Problem ▸ An exact reprint of the data below is required, line for line.

Input data ▸
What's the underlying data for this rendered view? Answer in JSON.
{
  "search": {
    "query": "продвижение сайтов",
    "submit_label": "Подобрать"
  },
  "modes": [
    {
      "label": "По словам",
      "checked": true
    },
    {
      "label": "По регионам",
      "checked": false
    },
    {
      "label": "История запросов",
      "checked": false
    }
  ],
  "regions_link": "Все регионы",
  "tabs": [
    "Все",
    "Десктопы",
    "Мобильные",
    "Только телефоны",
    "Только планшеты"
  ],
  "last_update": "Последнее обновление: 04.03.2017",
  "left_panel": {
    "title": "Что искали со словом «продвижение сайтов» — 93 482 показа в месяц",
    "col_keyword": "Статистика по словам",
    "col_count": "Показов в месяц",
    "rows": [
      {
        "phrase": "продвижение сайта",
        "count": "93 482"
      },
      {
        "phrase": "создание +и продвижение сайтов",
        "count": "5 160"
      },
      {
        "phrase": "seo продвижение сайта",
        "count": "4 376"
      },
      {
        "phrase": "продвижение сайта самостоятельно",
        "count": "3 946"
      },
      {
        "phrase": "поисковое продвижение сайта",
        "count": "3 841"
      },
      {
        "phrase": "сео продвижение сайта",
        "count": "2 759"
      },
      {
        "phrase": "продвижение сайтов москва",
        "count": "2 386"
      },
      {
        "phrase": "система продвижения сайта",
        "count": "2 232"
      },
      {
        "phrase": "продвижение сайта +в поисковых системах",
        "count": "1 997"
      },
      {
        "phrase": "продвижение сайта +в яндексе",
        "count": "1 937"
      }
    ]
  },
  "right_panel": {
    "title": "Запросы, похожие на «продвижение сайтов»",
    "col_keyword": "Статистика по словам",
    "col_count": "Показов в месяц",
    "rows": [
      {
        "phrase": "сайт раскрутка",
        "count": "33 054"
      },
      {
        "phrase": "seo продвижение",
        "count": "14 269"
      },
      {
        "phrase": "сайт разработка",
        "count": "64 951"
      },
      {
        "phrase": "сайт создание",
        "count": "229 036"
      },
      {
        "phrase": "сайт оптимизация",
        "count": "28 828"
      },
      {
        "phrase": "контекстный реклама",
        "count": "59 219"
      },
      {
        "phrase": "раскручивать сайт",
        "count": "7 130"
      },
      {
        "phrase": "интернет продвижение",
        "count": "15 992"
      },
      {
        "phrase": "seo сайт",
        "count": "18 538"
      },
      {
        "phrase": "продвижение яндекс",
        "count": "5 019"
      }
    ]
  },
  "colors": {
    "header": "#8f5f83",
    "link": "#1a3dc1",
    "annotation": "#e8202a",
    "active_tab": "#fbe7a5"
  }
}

Answer to this task ▸
What's the underlying data for this rendered view? Answer in JSON.
{
  "search": {
    "query": "продвижение сайтов",
    "submit_label": "Подобрать"
  },
  "modes": [
    {
      "label": "По словам",
      "checked": true
    },
    {
      "label": "По регионам",
      "checked": false
    },
    {
      "label": "История запросов",
      "checked": false
    }
  ],
  "regions_link": "Все регионы",
  "tabs": [
    "Все",
    "Десктопы",
    "Мобильные",
    "Только телефоны",
    "Только планшеты"
  ],
  "last_update": "Последнее обновление: 04.03.2017",
  "left_panel": {
    "title": "Что искали со словом «продвижение сайтов» — 93 482 показа в месяц",
    "col_keyword": "Статистика по словам",
    "col_count": "Показов в месяц",
    "rows": [
      {
        "phrase": "продвижение сайта",
        "count": "93 482"
      },
      {
        "phrase": "создание +и продвижение сайтов",
        "count": "5 160"
      },
      {
        "phrase": "seo продвижение сайта",
        "count": "4 376"
      },
      {
        "phrase": "продвижение сайта самостоятельно",
        "count": "3 946"
      },
      {
        "phrase": "поисковое продвижение сайта",
        "count": "3 841"
      },
      {
        "phrase": "сео продвижение сайта",
        "count": "2 759"
      },
      {
        "phrase": "продвижение сайтов москва",
        "count": "2 386"
      },
      {
        "phrase": "система продвижения сайта",
        "count": "2 232"
      },
      {
        "phrase": "продвижение сайта +в поисковых системах",
        "count": "1 997"
      },
      {
        "phrase": "продвижение сайта +в яндексе",
        "count": "1 937"
      }
    ]
  },
  "right_panel": {
    "title": "Запросы, похожие на «продвижение сайтов»",
    "col_keyword": "Статистика по словам",
    "col_count": "Показов в месяц",
    "rows": [
      {
        "phrase": "сайт раскрутка",
        "count": "33 054"
      },
      {
        "phrase": "seo продвижение",
        "count": "14 269"
      },
      {
        "phrase": "сайт разработка",
        "count": "64 951"
      },
      {
        "phrase": "сайт создание",
        "count": "229 036"
      },
      {
        "phrase": "сайт оптимизация",
        "count": "28 828"
      },
      {
        "phrase": "контекстный реклама",
        "count": "59 219"
      },
      {
        "phrase": "раскручивать сайт",
        "count": "7 130"
      },
      {
        "phrase": "интернет продвижение",
        "count": "15 992"
      },
      {
        "phrase": "seo сайт",
        "count": "18 538"
      },
      {
        "phrase": "продвижение яндекс",
        "count": "5 019"
      }
    ]
  },
  "colors": {
    "header": "#8f5f83",
    "link": "#1a3dc1",
    "annotation": "#e8202a",
    "active_tab": "#fbe7a5"
  }
}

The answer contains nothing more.